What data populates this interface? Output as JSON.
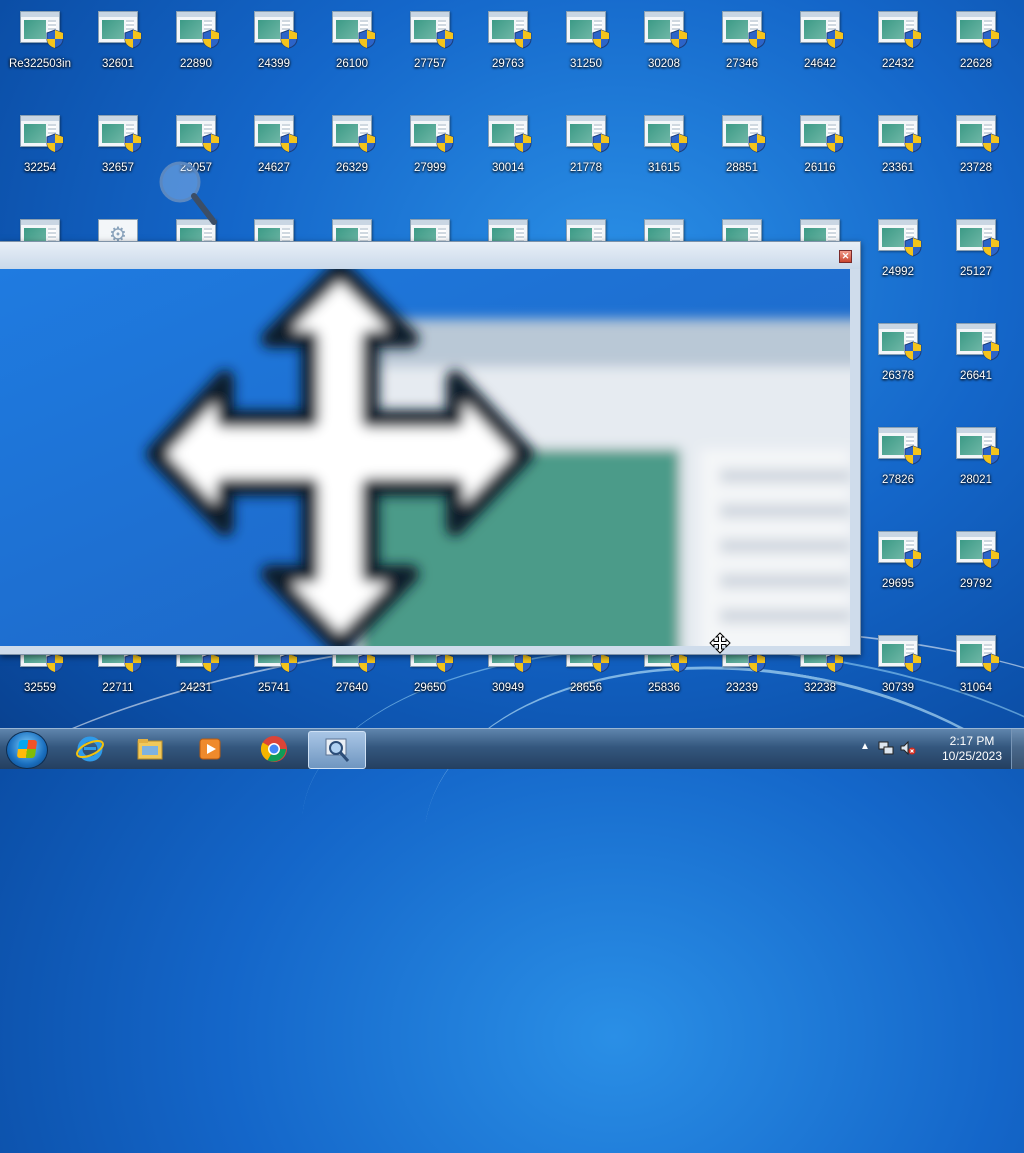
{
  "desktop": {
    "icons_row1": [
      "32250",
      "32601",
      "22890",
      "24399",
      "26100",
      "27757",
      "29763",
      "31250",
      "30208",
      "27346",
      "24642",
      "22432",
      "22628"
    ],
    "recycle_overlap_prefix": "Re",
    "recycle_overlap_suffix": "3in",
    "icons_row2": [
      "32254",
      "32657",
      "23057",
      "24627",
      "26329",
      "27999",
      "30014",
      "21778",
      "31615",
      "28851",
      "26116",
      "23361",
      "23728"
    ],
    "icons_right_col_a": [
      "24992",
      "26378",
      "27826",
      "29695"
    ],
    "icons_right_col_b": [
      "25127",
      "26641",
      "28021",
      "29792"
    ],
    "icons_bottom_row": [
      "32559",
      "22711",
      "24231",
      "25741",
      "27640",
      "29650",
      "30949",
      "28656",
      "25836",
      "23239",
      "32238",
      "30739",
      "31064"
    ]
  },
  "magnifier": {
    "close_label": "✕"
  },
  "taskbar": {
    "items": [
      "start-button",
      "internet-explorer",
      "file-explorer",
      "media-player",
      "chrome",
      "magnifier"
    ],
    "clock_time": "2:17 PM",
    "clock_date": "10/25/2023",
    "tray_arrow": "▲"
  },
  "colors": {
    "desktop_blue": "#1466c9",
    "taskbar": "#34577e",
    "magnifier_frame": "#cfdceb"
  }
}
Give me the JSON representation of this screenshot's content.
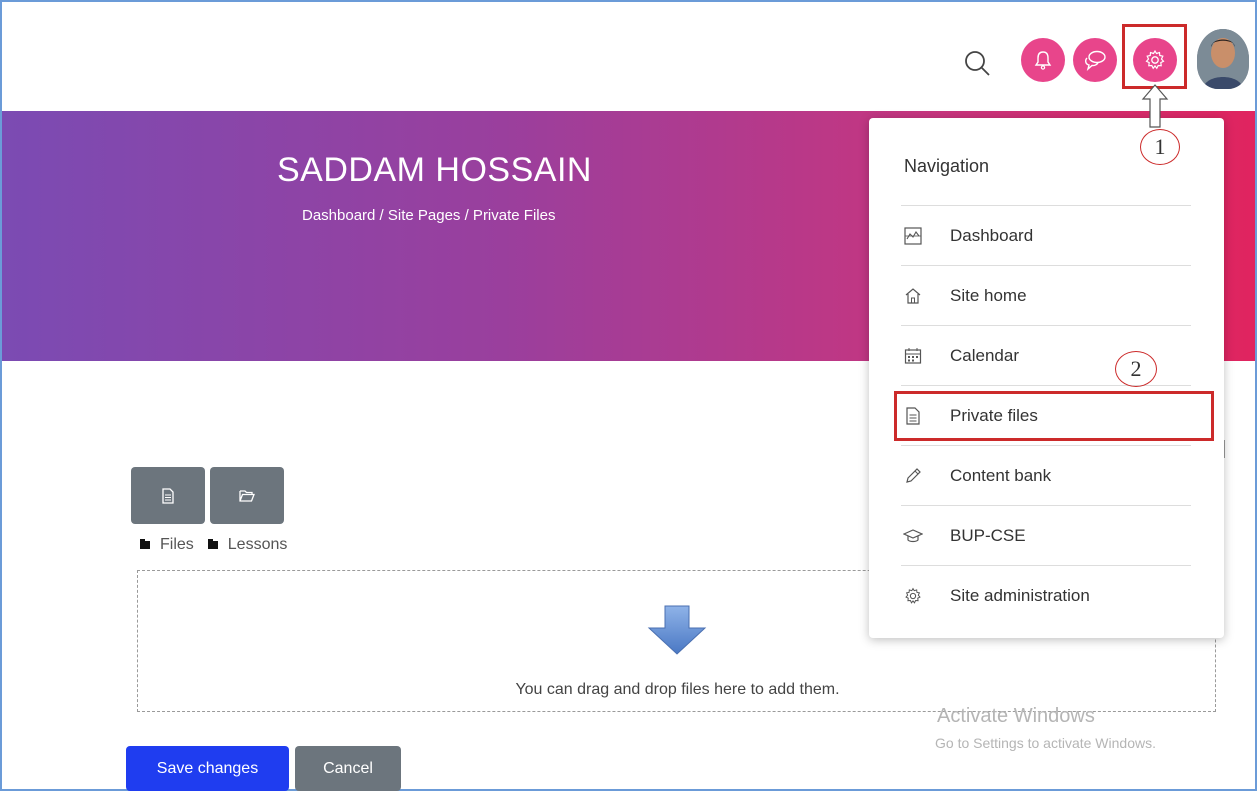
{
  "hero": {
    "title": "SADDAM HOSSAIN",
    "breadcrumb": "Dashboard / Site Pages / Private Files"
  },
  "topbar": {
    "icons": [
      "search-icon",
      "bell-icon",
      "chat-icon",
      "gear-icon",
      "avatar"
    ]
  },
  "navigation": {
    "heading": "Navigation",
    "items": [
      {
        "label": "Dashboard",
        "icon": "dashboard-icon"
      },
      {
        "label": "Site home",
        "icon": "home-icon"
      },
      {
        "label": "Calendar",
        "icon": "calendar-icon"
      },
      {
        "label": "Private files",
        "icon": "file-icon"
      },
      {
        "label": "Content bank",
        "icon": "pencil-icon"
      },
      {
        "label": "BUP-CSE",
        "icon": "graduation-cap-icon"
      },
      {
        "label": "Site administration",
        "icon": "gear-icon"
      }
    ]
  },
  "filemanager": {
    "path": [
      "Files",
      "Lessons"
    ],
    "dropzone_text": "You can drag and drop files here to add them."
  },
  "buttons": {
    "save": "Save changes",
    "cancel": "Cancel"
  },
  "annotations": {
    "step1": "1",
    "step2": "2"
  },
  "watermark": {
    "title": "Activate Windows",
    "subtitle": "Go to Settings to activate Windows."
  },
  "colors": {
    "accent_pink": "#e8458b",
    "highlight_red": "#cc2a2a",
    "primary_blue": "#1f3df0",
    "secondary_gray": "#6c757d"
  }
}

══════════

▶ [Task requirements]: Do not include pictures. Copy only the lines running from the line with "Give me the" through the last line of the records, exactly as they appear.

▶ [Your solution]:
Give me the JSON representation of this screenshot's content.
{
  "hero": {
    "title": "SADDAM HOSSAIN",
    "breadcrumb": "Dashboard / Site Pages / Private Files"
  },
  "topbar": {
    "icons": [
      "search-icon",
      "bell-icon",
      "chat-icon",
      "gear-icon",
      "avatar"
    ]
  },
  "navigation": {
    "heading": "Navigation",
    "items": [
      {
        "label": "Dashboard",
        "icon": "dashboard-icon"
      },
      {
        "label": "Site home",
        "icon": "home-icon"
      },
      {
        "label": "Calendar",
        "icon": "calendar-icon"
      },
      {
        "label": "Private files",
        "icon": "file-icon"
      },
      {
        "label": "Content bank",
        "icon": "pencil-icon"
      },
      {
        "label": "BUP-CSE",
        "icon": "graduation-cap-icon"
      },
      {
        "label": "Site administration",
        "icon": "gear-icon"
      }
    ]
  },
  "filemanager": {
    "path": [
      "Files",
      "Lessons"
    ],
    "dropzone_text": "You can drag and drop files here to add them."
  },
  "buttons": {
    "save": "Save changes",
    "cancel": "Cancel"
  },
  "annotations": {
    "step1": "1",
    "step2": "2"
  },
  "watermark": {
    "title": "Activate Windows",
    "subtitle": "Go to Settings to activate Windows."
  },
  "colors": {
    "accent_pink": "#e8458b",
    "highlight_red": "#cc2a2a",
    "primary_blue": "#1f3df0",
    "secondary_gray": "#6c757d"
  }
}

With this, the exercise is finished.